Chances are good you’ve encountered the work of Frederick Law Olmsted more than once in your lifetime. You’ve probably set foot in his parks or on his school campuses, or maybe you read his magazine. Quite possibly you also had some interaction with the Red Cross.
Olmsted was born in Hartford on April 26, 1822, to a modestly prosperous family. He worked as a seaman, a farmer, a surveyor, a social reformer and a journalist. Then he found his niche as a landscape architect. He also helped found the weekly magazine The Nation.

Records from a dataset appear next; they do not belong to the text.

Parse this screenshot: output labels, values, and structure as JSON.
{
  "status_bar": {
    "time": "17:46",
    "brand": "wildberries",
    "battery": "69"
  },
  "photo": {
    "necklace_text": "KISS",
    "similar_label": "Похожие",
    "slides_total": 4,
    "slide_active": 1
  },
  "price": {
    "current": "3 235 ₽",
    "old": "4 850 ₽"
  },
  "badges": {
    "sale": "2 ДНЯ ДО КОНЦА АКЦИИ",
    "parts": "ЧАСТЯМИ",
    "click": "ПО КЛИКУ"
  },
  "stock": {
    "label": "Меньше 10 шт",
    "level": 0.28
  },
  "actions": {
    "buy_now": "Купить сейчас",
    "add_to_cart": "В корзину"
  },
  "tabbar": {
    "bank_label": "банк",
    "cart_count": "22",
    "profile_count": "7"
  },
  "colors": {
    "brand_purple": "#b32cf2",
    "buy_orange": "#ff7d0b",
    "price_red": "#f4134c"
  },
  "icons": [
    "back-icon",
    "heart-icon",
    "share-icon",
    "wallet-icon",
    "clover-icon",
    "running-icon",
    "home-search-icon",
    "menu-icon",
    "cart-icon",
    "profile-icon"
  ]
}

Olmsted co-designed Central Park, headed the first Yosemite commission and led the campaign to protect Niagara Falls. He designed the U.S. Capitol Grounds and planned both the Great White City of the 1893 World’s Columbian Exposition and Boston’s “Emerald Necklace” of green space.
The list goes on. He designed Elm Park in Worcester, Mass., considered by many to be the first municipal park in America. He also designed the 735-acre Forest Park in Springfield, Mass.
His firm designed dozens of academic campuses, including Smith College, Mount Holyoke College, Yale University, the Groton School, Berwick Academy, Pomfret School, the University of Maine and Phillips Academy. They also designed Shelburne Farms in Vermont, Providence Butler Hospital in Rhode Island, Arnold Arboretum in Massachusetts and Seaside Park in Bridgeport, Conn.
Olmsted Goes South
Frederick Law Olmsted spent five years traveling the South for the New York Times (then the New York Daily Times), reporting on the slave economy.
He didn’t like what he saw. Olmsted concluded the cotton monopoly did more harm than good. He then reported that slavery made the slave states inefficient and backward. His observations had a big impact on the national debate about slavery.
Then he co-designed Central Park with Calvin Vaux – the largest public works project in the country. When the Civil War broke out, Olmsted became executive director of the U.S. Sanitary Commission, a precursor to the Red Cross. He administered medical relief, setting up field hospitals and hospital ships. Olmsted also distributed food and hospital supplies along the entire battlefront.
He had an almost maniacal belief in system and organization, for which he received much criticism.
Frederick Law Olmsted, Planner
Witold Rybczynski credits Olmsted with pioneering the concept of planning in a big industrializing country. “This recognition was not yet widely shared, which is why he was often misunderstood,” wrote Rybczynski. In A Clearing In The Distance: Frederick Law Olmsted and America in the 19th Century, Rybczynski quoted Olmsted’s mentor.
“He looks far ahead, & his plans & methods are sometimes mysterious,” wrote the Rev. Henry Whitney Bellows.
“[His critics] think him impracticable, expensive, slow — when he is only long-headed, with broader, deeper notions of economy than themselves, & with no disposition to hurry what, if done satisfactorily, must be thoroughly.
Rybczynski also offered an anecdote that demonstrated Olmsted’s farsightedness. Montgomery Meigs, quartermaster general of the U.S. Army, wrote him a letter five years after the Civil War. Meigs, who respected Olmsted, asked his advice in landscaping national cemeteries.
Olmsted then replied the cemeteries should be designed to establish dignity and tranquility. He warned Meigs to avoid the current fashion for elaborate and artificial gardening because it would disappear.
To create a sacred grove for the war dead, he recommended just two things. First, building a simple wall to enclose the cemetery. Second, he told Meigs to plant trees indigenous to the cemetery’s region. To save money, he should plant nurseries next to the cemeteries. And if land weren’t available for nurseries, he suggested planting seedlings between the tiers of graves.
Olmsted died on Aug. 28, 1903, and is buried in Old North Cemetery in Hartford.
This story last updated in 2022.
Images: Central Park By …trialsanderrors – Lower end of mall, Central Park, New York City, 1901, CC BY 2.0, https://commons.wikimedia.org/w/index.php?curid=11159061. Willowbrook Cemetery in Westport, Conn., By Jllm06 – Own work, CC BY-SA 4.0, https://commons.wikimedia.org/w/index.php?curid=56543924.